According to Gartner, a technology advisory company,less than 1% of European and less than 2% of North American mobile users alsopay with their mobile phones. Yet, new attempts to establish m-payments shouldnot be written off automatically. It may not be the grand m-payment schemes manyoptimists imagine that succeed eventually, but a number of smaller, diverse andintuitively useful applications. chart 1
M-payments usually cover payments involving a mobile phone
(e.g.,paying a parking ticket via premium SMS). There are many varieties depending onthe technology, the accounting vehicle, the purchase scenario or the serviceprovider. Some definitions exclude purely mobile content (e.g., ringtones), others
don’t. A key distinction is between proximity payments at the point of sale an
dremote purchases. With the growing overlap of online and mobile experiences(mobile internet) the answer to what constitutes an m-payment is becomingincreasingly blurred. chart 2
Successful applications can be seen e.g. in Japan or in somedeveloping countries.
M-payments will be much harder to establish in Europeand the US because the existing financial infrastructure (and cash) offers manyalternatives
unlike in some developing countries. Moreover, the supply side ismore fragmented than, say, in Japan. chart 3
Few consumers are excited about purchases via their phone.
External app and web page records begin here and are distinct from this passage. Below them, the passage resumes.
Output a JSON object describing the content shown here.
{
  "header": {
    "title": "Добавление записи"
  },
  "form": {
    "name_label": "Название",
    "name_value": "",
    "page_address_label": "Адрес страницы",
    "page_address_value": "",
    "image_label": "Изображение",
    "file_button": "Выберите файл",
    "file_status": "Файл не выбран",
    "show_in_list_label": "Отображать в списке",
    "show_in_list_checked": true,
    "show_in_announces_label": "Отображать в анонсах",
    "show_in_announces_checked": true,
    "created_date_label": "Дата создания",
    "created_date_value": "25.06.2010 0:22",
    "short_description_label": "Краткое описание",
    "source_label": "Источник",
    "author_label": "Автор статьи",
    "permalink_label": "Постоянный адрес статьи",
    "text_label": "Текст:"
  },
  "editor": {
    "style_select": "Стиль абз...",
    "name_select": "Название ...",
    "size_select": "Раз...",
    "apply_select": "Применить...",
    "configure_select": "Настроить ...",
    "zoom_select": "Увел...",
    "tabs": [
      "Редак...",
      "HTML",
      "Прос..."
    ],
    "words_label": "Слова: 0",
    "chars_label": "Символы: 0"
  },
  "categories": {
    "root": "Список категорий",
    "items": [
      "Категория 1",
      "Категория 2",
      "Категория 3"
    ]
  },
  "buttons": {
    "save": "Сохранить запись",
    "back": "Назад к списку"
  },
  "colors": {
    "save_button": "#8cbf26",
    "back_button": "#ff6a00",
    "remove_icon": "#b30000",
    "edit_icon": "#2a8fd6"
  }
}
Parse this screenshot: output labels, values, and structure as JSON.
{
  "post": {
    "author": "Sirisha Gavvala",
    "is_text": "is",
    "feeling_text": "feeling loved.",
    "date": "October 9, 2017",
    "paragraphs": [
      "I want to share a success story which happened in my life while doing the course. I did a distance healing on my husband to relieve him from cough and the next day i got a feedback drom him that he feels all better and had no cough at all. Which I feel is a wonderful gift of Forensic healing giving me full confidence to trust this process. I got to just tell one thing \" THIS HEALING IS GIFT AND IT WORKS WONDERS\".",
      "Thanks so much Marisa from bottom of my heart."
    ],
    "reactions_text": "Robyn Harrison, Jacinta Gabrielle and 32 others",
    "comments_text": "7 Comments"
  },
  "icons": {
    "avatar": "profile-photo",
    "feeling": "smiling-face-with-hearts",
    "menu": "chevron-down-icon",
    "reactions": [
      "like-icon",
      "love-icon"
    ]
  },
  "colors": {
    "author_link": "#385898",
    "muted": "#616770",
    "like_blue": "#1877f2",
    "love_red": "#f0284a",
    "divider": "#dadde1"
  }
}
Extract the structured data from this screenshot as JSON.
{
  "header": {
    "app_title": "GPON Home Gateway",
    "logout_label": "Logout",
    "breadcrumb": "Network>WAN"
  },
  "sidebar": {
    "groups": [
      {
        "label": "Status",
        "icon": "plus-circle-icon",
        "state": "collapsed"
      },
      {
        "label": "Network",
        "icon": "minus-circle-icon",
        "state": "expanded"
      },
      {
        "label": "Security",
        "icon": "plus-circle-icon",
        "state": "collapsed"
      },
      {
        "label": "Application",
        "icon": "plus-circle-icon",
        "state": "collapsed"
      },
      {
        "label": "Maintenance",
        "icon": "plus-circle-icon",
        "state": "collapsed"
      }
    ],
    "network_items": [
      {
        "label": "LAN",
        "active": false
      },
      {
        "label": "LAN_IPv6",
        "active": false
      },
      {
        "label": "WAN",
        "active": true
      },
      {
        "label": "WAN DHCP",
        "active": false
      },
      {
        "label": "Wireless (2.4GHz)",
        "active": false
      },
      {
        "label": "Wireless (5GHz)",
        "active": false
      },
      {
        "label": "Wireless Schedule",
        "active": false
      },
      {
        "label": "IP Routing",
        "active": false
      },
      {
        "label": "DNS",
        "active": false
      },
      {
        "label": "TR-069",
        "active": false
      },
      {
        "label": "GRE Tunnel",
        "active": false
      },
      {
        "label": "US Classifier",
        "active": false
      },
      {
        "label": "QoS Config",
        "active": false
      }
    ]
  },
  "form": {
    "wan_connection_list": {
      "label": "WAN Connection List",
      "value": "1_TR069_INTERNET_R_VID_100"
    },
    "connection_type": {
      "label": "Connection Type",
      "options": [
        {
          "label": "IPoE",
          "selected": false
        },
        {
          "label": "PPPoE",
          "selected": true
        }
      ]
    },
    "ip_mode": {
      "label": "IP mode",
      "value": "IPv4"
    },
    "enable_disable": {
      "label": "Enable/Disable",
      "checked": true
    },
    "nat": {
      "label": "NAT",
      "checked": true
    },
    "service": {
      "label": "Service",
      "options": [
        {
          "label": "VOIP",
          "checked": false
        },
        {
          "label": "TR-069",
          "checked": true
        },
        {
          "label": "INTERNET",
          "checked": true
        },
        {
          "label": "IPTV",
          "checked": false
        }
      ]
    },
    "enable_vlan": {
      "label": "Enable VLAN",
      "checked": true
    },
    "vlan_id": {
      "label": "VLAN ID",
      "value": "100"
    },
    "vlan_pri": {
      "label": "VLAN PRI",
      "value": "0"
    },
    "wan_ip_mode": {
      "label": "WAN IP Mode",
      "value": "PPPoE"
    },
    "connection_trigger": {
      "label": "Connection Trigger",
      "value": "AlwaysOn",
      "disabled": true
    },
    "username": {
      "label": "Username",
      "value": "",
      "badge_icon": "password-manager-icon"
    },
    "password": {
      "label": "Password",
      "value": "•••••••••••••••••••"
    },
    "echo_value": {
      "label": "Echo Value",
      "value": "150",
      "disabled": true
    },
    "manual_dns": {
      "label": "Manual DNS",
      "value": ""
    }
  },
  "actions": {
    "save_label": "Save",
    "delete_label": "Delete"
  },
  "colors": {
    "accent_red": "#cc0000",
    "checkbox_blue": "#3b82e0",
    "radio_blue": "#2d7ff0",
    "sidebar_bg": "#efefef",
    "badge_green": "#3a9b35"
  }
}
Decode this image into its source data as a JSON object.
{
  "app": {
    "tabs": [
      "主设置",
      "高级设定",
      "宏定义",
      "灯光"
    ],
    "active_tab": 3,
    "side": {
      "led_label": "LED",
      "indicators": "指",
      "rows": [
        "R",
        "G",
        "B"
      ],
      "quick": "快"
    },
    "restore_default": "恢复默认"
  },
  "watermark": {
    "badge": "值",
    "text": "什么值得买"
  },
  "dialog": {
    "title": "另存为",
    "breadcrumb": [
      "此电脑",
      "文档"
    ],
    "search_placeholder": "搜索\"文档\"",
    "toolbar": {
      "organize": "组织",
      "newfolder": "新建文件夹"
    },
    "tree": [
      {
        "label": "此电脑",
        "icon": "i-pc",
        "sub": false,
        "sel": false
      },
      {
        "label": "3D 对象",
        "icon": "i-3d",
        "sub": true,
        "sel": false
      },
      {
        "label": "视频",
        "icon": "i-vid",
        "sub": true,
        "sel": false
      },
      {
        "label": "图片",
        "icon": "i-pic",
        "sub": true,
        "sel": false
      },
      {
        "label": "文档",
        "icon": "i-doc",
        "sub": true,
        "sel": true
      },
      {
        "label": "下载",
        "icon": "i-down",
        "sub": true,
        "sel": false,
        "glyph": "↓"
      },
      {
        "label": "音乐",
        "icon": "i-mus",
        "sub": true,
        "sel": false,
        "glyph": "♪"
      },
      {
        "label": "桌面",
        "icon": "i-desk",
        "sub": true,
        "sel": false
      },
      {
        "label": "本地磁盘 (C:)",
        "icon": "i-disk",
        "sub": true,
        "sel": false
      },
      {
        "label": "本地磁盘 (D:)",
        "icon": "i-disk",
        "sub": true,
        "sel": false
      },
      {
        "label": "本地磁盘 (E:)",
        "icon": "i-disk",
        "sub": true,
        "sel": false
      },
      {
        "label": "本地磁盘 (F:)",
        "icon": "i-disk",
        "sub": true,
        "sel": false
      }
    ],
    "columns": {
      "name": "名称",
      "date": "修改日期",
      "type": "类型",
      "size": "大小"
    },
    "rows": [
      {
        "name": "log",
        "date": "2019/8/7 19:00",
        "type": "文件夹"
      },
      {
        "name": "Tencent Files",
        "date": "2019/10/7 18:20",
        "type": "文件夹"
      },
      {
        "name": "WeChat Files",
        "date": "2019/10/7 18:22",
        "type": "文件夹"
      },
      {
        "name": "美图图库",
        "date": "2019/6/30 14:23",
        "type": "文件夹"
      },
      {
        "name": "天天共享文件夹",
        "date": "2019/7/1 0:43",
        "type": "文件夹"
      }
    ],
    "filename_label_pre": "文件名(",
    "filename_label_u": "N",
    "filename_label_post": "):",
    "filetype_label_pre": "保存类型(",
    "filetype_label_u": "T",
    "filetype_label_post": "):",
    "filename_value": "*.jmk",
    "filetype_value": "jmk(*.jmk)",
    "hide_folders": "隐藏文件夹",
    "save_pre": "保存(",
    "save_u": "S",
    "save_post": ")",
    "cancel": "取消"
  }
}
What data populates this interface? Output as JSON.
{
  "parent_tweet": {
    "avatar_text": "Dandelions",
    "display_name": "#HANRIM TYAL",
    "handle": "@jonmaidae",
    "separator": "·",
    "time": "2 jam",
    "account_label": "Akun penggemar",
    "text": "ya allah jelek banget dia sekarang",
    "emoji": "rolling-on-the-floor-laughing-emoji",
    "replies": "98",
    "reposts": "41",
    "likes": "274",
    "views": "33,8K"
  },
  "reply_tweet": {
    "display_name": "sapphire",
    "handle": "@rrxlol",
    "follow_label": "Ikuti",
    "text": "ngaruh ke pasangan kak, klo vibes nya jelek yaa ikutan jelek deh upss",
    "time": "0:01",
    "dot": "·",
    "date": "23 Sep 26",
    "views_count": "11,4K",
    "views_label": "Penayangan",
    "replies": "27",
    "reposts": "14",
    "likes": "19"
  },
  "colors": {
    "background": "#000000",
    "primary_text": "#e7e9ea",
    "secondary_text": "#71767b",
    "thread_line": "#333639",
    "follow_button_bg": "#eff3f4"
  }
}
Thispoints to serious adoption hurdles in Europe and the US. Potentially game-changing technologies (e.g., contactless payments via NFC) need substantialinfrastructure investments and broad support from shops and merchants beforeconsumers will sign up. chart 4
Yet, there are some purchase scenarios that stir more interest thanothers.
Germans are more open-minded when it comes to mobility-relatedexpenses. Lacking the right change to feed a parking meter is a scenario thatquite convincingly illustrates the usefulness of m-payments. chart 5
M-payments need to be safe and easy to use.
consumers don’t want to reveal their mobile phone number during the payment
process: nobody wants an unsolicited call from a business or a creepy salesman.chart 6
Apps and mobile internet open up new business models.
Modernsmartphones offer access to app stores and additional services. This has loweredthe entry barriers of new m-payment solutions substantially because almost
everybody can offer apps and mobile websites. As a consequence, we’ll likely s
eea large number of different mobile applications with embedded paymentcapabilities.chart 7
Many small front-end applications may integrate m-payments.
Appsand mobile internet unleash the creativity of developers to produce new,unexpected and useful applications. Each may only have a limited scope
(e.g., aloyalty and payment app for a specific store) and rely on traditional paymentoptions for settlement. In fact, German smartphone owners already use manyapps in parallel. chart 8
Mobility and location-based applications are a good starting point.
They combine the highest consumer interest, the most likely purchase scenario(on the move) and leverage the technical capabilities of modern phones. chart 9
M-payments: Variety maytrump grand schemes